Clusters: Where do we go from here?

Clusters: Where do we go from here?

We at the Institute have seen a lot of change in the last couple of years when it comes to clusters. We know that clusters, because they are about people and collaboration and building networks, lower transaction costs for those involved, can spur innovation and knowledge spillovers, and bring about more prosperity for all. They can also bring those who are not traditionally part of clusters, such as SMEs, visible minorities, and women, to be part of global supply chains.

Now that we have hosted a global clusters conference (TCI 2018), written blogs and numerous publications on clusters, we find ourselves at a fork in the road. As the Institute draws to a close, one could see these publications and the conference as just discrete events. Alternatively, we can see these events and bodies of work as interconnected pieces that snowball into something bigger. So this begs the question: what is Canada now? And where should it go from here?

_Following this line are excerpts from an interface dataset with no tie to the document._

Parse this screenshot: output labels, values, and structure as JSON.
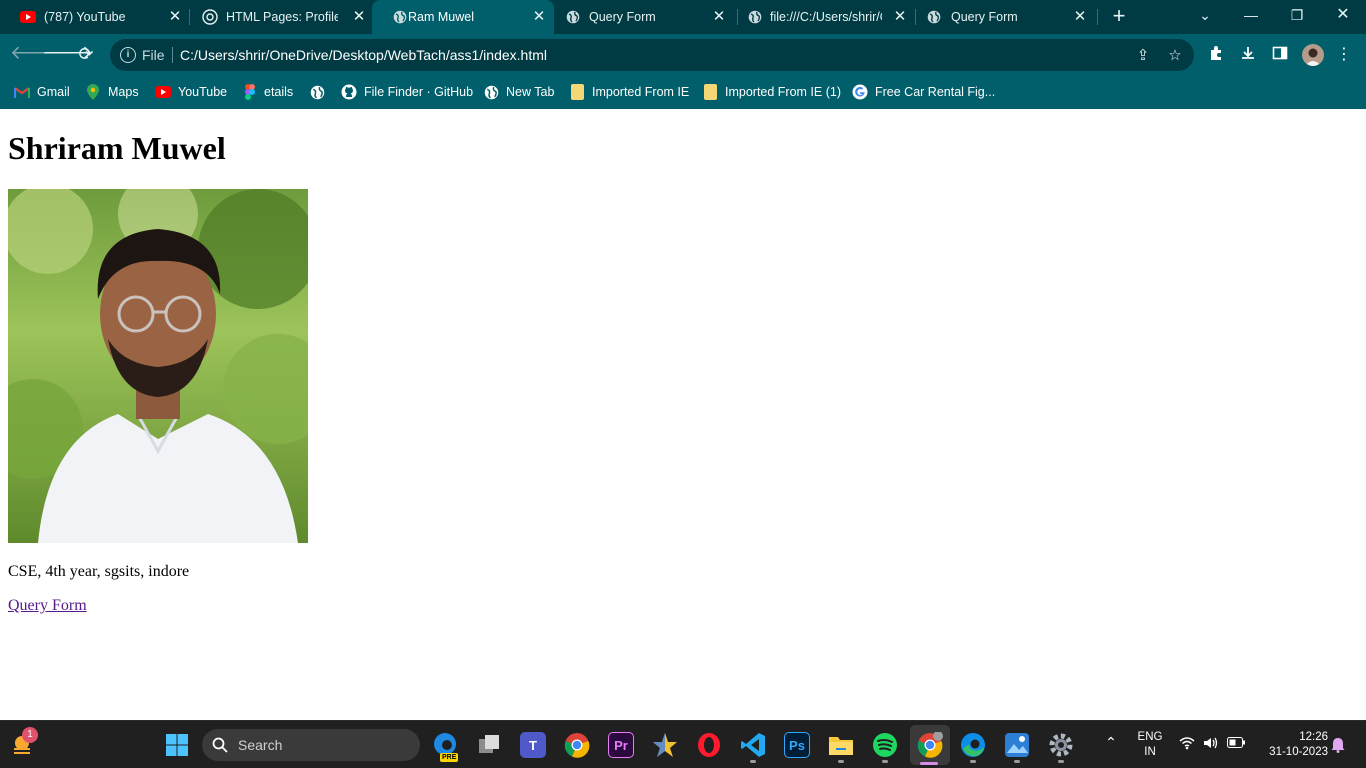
{
  "browser": {
    "tabs": [
      {
        "title": "(787) YouTube",
        "favicon": "youtube-icon"
      },
      {
        "title": "HTML Pages: Profile, Q",
        "favicon": "chatgpt-icon"
      },
      {
        "title": "Ram Muwel",
        "favicon": "globe-icon",
        "active": true
      },
      {
        "title": "Query Form",
        "favicon": "globe-icon"
      },
      {
        "title": "file:///C:/Users/shrir/O",
        "favicon": "globe-icon"
      },
      {
        "title": "Query Form",
        "favicon": "globe-icon"
      }
    ],
    "address": {
      "scheme_label": "File",
      "url": "C:/Users/shrir/OneDrive/Desktop/WebTach/ass1/index.html"
    },
    "bookmarks": [
      {
        "label": "Gmail",
        "icon": "gmail-icon"
      },
      {
        "label": "Maps",
        "icon": "maps-icon"
      },
      {
        "label": "YouTube",
        "icon": "youtube-icon"
      },
      {
        "label": "etails",
        "icon": "figma-icon"
      },
      {
        "label": "",
        "icon": "globe-icon"
      },
      {
        "label": "File Finder · GitHub",
        "icon": "github-icon"
      },
      {
        "label": "New Tab",
        "icon": "globe-icon"
      },
      {
        "label": "Imported From IE",
        "icon": "folder-icon"
      },
      {
        "label": "Imported From IE (1)",
        "icon": "folder-icon"
      },
      {
        "label": "Free Car Rental Fig...",
        "icon": "google-icon"
      }
    ],
    "colors": {
      "frame": "#003b44",
      "toolbar": "#005f6b"
    }
  },
  "page": {
    "heading": "Shriram Muwel",
    "description": "CSE, 4th year, sgsits, indore",
    "link_label": "Query Form",
    "link_color": "#551a8b"
  },
  "taskbar": {
    "weather_badge": "1",
    "search_label": "Search",
    "language": {
      "line1": "ENG",
      "line2": "IN"
    },
    "time": "12:26",
    "date": "31-10-2023",
    "apps": [
      "premiere-icon",
      "photoshop-icon",
      "teams-icon"
    ],
    "app_labels": {
      "premiere": "Pr",
      "photoshop": "Ps",
      "teams": "T",
      "pre_badge": "PRE"
    }
  }
}
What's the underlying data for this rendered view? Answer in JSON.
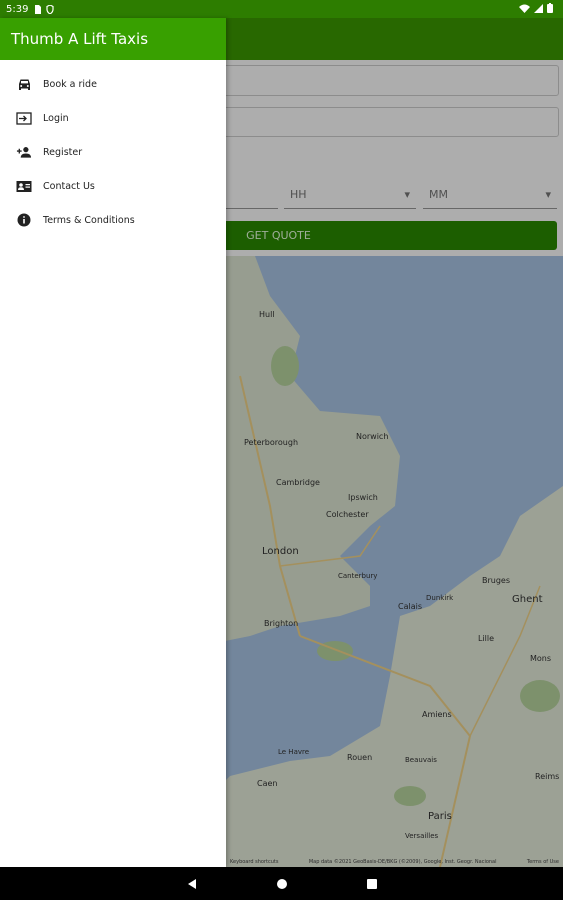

We have met the 5 superclusters over the course of the past year and we are impressed by their passion, knowledge, and competence. Delivering results in five years is difficult and we commend and support them in their efforts. We also wish the Innovation, Science and Economic Development Canada team who runs the Initiative continued success. This bold move is making international waves and headway and we know that this investment will yield some good results.

The reality, though, is that most of our clusters are not part of the superclusters and rightfully so as Canada has a multitude of strong industries and sectors. Over the past few years, we have convened many of these leaders who have a role to play within various clusters in Toronto and this culminated in TCI 2018, where we brought the world to Toronto to celebrate the clusters here and to have leaders share their best practices on cluster development. It is unfortunate that the Institute can no longer continue building on the great momentum amongst local clusters. At this juncture, we offer a few suggestions on how Canadian clusters can continue to grow:

  1. Recognize how interconnected we are – We have tried to show how connected clusters are in exhibits and our relatedness work. This makes sense as clusters are made up of a series of related sectors, and often these sectors can cross a number of different clusters. Whether clusters have similar sectors or are located next to another region, strong clusters produce spillover effects that positively affect neighbouring regions and related sectors. Therefore, we need to see more cross-sectoral, cross-governmental, and cross-cluster interactions and collaborations. Clusters are inherently local phenomena but the supports go beyond that of one jurisdiction and therefore, governments at every level need to start working together across regions.
  2. Create central organization that supports clusters - There are many governments, industry associations, and firms thinking about how to move forward on cluster development. We have been working on clusters from a primarily academic perspective but we need an organization that can provide practical guidance and act as a one-stop-shop for clusters across Canada. Western Diversification has done a wonderful job of developing a shared knowledge and language around clusters. But this needs to be replicated across Canada where information and progress can be captured and shared centrally.
  3. Formalize clusters – Clusters need cluster organizations to help formalize the relationships within them but also to be the liaison between the many cluster actors. Cluster organizations vary in their structure, governance, membership, and operations, but they are the next step in cluster growth. We need to see more of these in Canada.
  4. Just do it – The Institute has spent nearly the past 20 years analyzing clusters and their contribution to closing the prosperity gap. There has been much academic literature on clusters but the actual practice of cluster development is quite different from just understanding them from a purely academic perspective. Cluster managers and cluster organizations help those within the cluster work together to produce innovations, specialized talent, and ultimately more prosperity, but how this is done will vary depending on the cluster. There are guides and suggested ways of doing, but cluster development is highly contextual and requires strong leadership and a desire to grow a cluster to help firms grow. Therefore, while Canadian clusters should learn the language of a cluster, they will need to start the hard work of bringing people together.

For more on clusters and cluster development, please refer to The Canadian Cluster Handbook.

Written by: Dorinda So

Photo credit: uschools, iStockPhoto

Category: Clusters